Speculation Press / 243 pages / August 1999

ISBN: 0967197910

Your first reaction upon finishing a reading of To Kill An Eidolon may well be, “What an odd, little book.” It was my reaction on reaching that last page, but that doesn’t quite sum it up. This slim volume is, by turns, fascinating, unsettling, disappointing, and familiar.

Susan Danville has a lot on her mind. She is starting her post-doc work in molecular biology. She just moved back to her hometown of Chicago after years of schooling at Berkley. And, her father is in an institution for the insane. All that and a possible relationship with another biologist! So, if she seems a bit on edge at times, she has her reasons.

All these complications, and that’s before she begins to notice that not everything is as it should be in the halls of higher education. Is it her imagination that there seems to be a strange elation and tension among some of her co-workers?

It’s more than a bit of stress at the school; even before she arrives, a committee is debating whether Susan will be allowed to live, or if she too must be terminated. Though it sounds like a tough decision, it is one the Insiders have faced many times before. Their unique work in the eradication of diseases is too important to let anyone interfere — no less than the survival of the human race is at stake.

With all of this on her shoulders, how is a poor Ph.D. to choose between two handsome suitors? If that sounds like a blurb from the cover of a romance novel, there’s good reason for the similarity. To Kill An Eidolon has its science and it comes by the classification “science fiction” honestly. The underlying concept is an intriguing new way to view disease and death. But, for all the chemistry, biogenetics, and eidolons (you’ll have to read the book to find out what those are), the driving forces in the novel are the romances forming and shattering between the characters.

Much of the characterisations, motives, and reactions are much more suited to a contemporary romance novel than hard, or even soft, science fiction. That’s not a negative comment; SF can often be barren of romance and vulnerable characters — space marines “getting their ashes hauled” is not the stuff bonds are made of. Perhaps, To Kill An Eidolon swings too far into the romance area, but that stretch may be the very thing that tempts another reader to give science fiction a try.
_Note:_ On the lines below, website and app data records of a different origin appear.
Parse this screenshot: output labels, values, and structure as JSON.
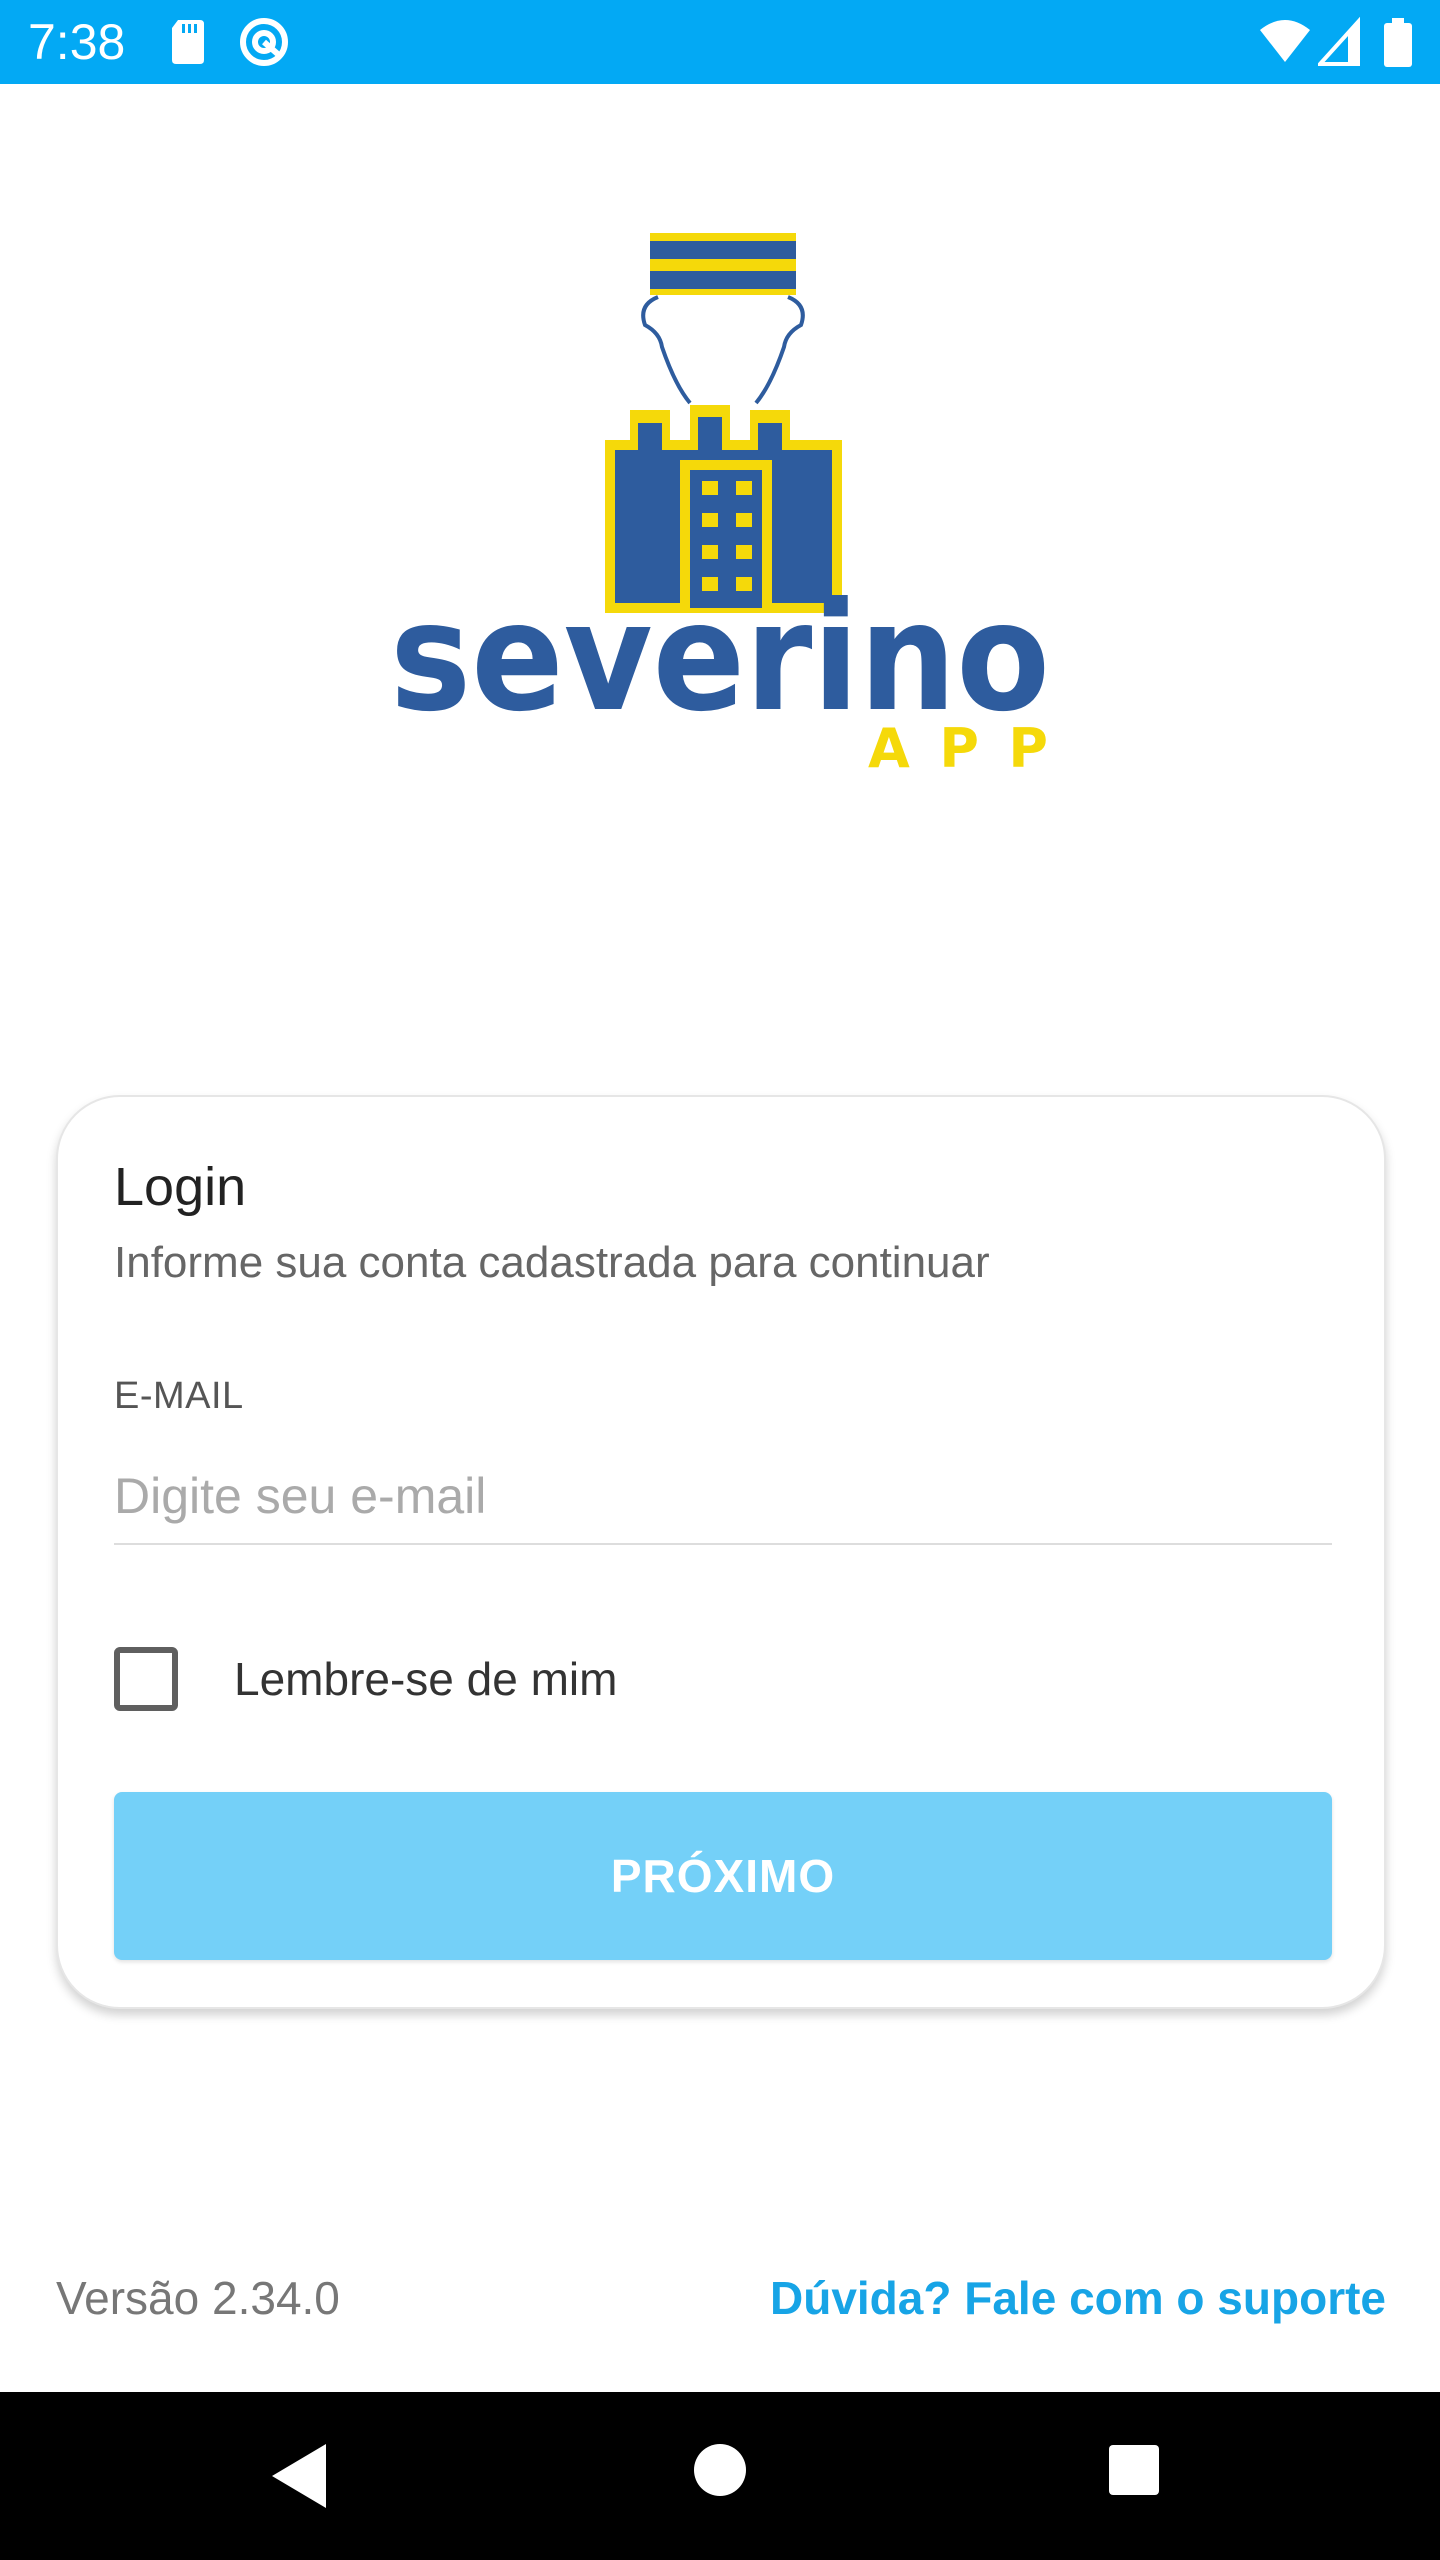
{
  "status_bar": {
    "time": "7:38",
    "background_color": "#03A9F4",
    "icons": [
      "sd-card-icon",
      "sync-icon",
      "wifi-icon",
      "cell-signal-icon",
      "battery-icon"
    ]
  },
  "logo": {
    "name": "severino",
    "sub": "APP",
    "brand_blue": "#2E5C9E",
    "brand_yellow": "#F5D90A"
  },
  "login_card": {
    "title": "Login",
    "subtitle": "Informe sua conta cadastrada para continuar",
    "email": {
      "label": "E-MAIL",
      "value": "",
      "placeholder": "Digite seu e-mail"
    },
    "remember": {
      "label": "Lembre-se de mim",
      "checked": false
    },
    "next_button": {
      "label": "PRÓXIMO",
      "color": "#74D0F8"
    }
  },
  "footer": {
    "version": "Versão 2.34.0",
    "support_link": "Dúvida? Fale com o suporte",
    "link_color": "#17A4E6"
  },
  "nav_bar": {
    "icons": [
      "back-triangle-icon",
      "home-circle-icon",
      "recent-apps-square-icon"
    ]
  }
}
If you can’t get enough bacteriological reading in, this would be an interesting diversion for you. If you like to see a woman-in-peril surrounded by protective and psychotic hunks, take this chance to venture beyond the “bodice-rippers” and that teetering stack of Harlequins you checked out of the library. Either way, this is your chance to stretch without undue mental fatigue, and you just might enjoy it.